[Extracted entries Boundary: Start]

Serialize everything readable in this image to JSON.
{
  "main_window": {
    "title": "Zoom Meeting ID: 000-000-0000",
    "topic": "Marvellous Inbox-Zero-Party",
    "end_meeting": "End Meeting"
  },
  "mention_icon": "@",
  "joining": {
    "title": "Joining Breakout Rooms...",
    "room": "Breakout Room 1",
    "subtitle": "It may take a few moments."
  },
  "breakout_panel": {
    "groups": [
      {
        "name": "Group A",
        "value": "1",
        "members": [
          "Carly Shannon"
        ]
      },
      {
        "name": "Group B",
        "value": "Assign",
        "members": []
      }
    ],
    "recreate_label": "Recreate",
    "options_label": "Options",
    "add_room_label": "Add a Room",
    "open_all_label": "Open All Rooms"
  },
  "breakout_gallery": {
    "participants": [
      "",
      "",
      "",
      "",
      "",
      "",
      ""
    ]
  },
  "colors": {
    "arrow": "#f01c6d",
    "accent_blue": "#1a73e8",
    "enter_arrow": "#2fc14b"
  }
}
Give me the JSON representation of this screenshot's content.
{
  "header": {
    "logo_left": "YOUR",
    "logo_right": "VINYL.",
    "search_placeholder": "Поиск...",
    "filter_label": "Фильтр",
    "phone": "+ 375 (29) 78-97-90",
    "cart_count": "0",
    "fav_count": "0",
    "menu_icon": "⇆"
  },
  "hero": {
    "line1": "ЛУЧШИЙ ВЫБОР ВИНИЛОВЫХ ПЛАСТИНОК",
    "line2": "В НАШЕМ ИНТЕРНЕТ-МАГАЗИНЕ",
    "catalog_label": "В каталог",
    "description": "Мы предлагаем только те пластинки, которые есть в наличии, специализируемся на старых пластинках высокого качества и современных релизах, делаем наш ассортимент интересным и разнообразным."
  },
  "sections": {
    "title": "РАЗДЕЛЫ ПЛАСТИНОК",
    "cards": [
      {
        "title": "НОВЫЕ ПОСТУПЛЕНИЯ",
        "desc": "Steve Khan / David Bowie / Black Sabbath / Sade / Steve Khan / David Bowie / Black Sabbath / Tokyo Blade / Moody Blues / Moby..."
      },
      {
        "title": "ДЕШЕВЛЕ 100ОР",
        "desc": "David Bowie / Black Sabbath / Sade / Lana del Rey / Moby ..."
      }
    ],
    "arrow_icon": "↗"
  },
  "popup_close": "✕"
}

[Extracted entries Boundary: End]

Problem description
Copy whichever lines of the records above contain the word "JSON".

Response
Serialize everything readable in this image to JSON.
Give me the JSON representation of this screenshot's content.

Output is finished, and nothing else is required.